Hematology / Oncology

Serum Sickness and Serum Sickness-like Reaction

Three year old was taking penicillin starting 2 weeks ago for acute tonsillitis. Mom brings him in with fever and this rash, which was only on his foot when she put him to bed last night. He has a fever, is irritable, and doesn’t want to walk or stand.



The above scenario and photos illustrate a classic case of serum sickness.  It is called serum sickness because the physician who described the condition in 1905 noted it first in patients who had been given horse serum as a treatment for diphtheria and scarlet fever.

The term ‘serum sickness’ has become confusing. Strictly, the term should only apply to reactions of humans to the administration of nonhuman (animal) serum. However, it is commonly now used as a catch-all term to describe all conditions where rash, arthritis, and fever follow the administration of a drug.

The term ‘serum sickness-like reactions’ refers to reactions to drugs that are believed to occur by distinct mechanisms different from those of true serum sickness, despite their similar presentations.



Serum sickness-like reactions are more common in children than serum sickness

Risk factors include dose administered (the more given the higher the risk), and dosing schedule (intermittent riskier than continuous)



Type III, or immune-complex mediated, hypersensitivity reaction.  Not fully understood.

  • The delay in symptoms (1-2 weeks following 1st dose) is related to the amount of time (7-10 days) that it takes for our reactive immune system tobegin production of antigen-specific IgM
  • As the video shows, there are both complement-dependent and complement-independent mechanisms by which the formation of immune complexes causes the symptoms of serum sickness
  • Joints are classically affected because synovial endothelium is fenestrated and therefore allows immune complexes to pass through the endothelium into the joint cavity more easily
  • Serum sickness resolves when the antibodies in circulation out number the antigens (aka the drug)
  • If the patient is reexposed to the Rx, the lag time between first dose and symptom onset will be shorter than it was the first time because plasma cells that produce the specific Ab against the Rx are already in circulation
  • If IgG or IgE are still in circulation following the primary presentation when the offending Rx is given again, anaphylaxis may result
  • Agents to be on the lookout for:

ATG (rabbit antithymocyte globulin in transplant pts)
Snake bite antivenom
Monoclonal and chimeric antibodies (anti-TNF antibodies like infliximab)


Serum sickness-like reactions can be differentiated from serum sickness by:

1. Causative agent:

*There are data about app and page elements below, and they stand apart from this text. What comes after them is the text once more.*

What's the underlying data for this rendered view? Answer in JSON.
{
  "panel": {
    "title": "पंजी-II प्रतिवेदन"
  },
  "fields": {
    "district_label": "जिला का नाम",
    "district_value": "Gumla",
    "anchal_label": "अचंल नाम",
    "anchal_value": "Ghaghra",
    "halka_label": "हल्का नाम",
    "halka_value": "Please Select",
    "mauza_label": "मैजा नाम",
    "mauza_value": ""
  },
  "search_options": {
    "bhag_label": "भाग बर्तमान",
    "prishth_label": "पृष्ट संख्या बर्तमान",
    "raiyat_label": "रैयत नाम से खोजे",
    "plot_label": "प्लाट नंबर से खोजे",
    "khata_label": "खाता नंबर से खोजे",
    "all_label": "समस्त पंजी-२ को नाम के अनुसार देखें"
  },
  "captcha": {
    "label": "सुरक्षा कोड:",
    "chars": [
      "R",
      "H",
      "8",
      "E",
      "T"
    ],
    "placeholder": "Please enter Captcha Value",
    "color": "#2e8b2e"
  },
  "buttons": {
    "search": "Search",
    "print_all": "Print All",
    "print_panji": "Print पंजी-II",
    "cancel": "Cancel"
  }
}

  • Cefaclor (most common cause)
  • Any beta-lactam antibiotic
  • Antiseizure meds
  • Infections (Strep and viruses like Hep B)

2. Pathogenesis:

  • Theories include direct toxic effects on cells by reactive metabolites of the drugs or drugs acting as haptens, an entity that can tag something as antigenic, against normal occurring serum proteins



Classic story is of a patient who started a new drug and then 1-3 weeks after the first dose develops rash, fever, and polyarthralgias. During the acute fever phase, which is when patients are likely to present, they may appear very sick.



For any child with acute onset of a severe urticarial rash, fever, and athralgias following the first dose of a new drug in 1-2 weeks, one should consider:

  • Serum Sickness
  • Serum sickness-like reaction
  • Juvenile Idiopathic Arthritis (systemic onset)
  • SLE
  • Henoch-Schonlein pupura
  • Urticarial Vasculitis
  • Urticaria multiforme
  • Acute hemorrhagic edema of infancy
  • DRESS syndrome



If your suspicion for a drug reaction – either serum sickness or serum sickness-like reaction – is high, lab tests are unnecessary. There is no need to confirm the diagnosis.

If labs are ordered expect elevated WBC, ESR, CRP, and proteinuria on UA.

Skin biopsy is also not necessary, and should not be performed. However, if performed, would show lymphocytic vasculitis with necrotic debris and invading perivascular neutrophils and eosinophils



  • Stop offending agent
  • Self-limited disease: will resolve within a few weeks of stopping the drug



  1. http://www.uptodate.com.proxy.uchicago.edu/contents/serum-      sickness-and-serum-sickness-likereactions?source=search_result& search=serum+sickness+ children&selectedTitle=1~150     
  2. 2. Mathur AN1, Mathes EF. Urticaria mimickers in children. Dermatol Ther. 2013 Nov-Dec;26(6):467-75. doi: 10.1111/dth.12103.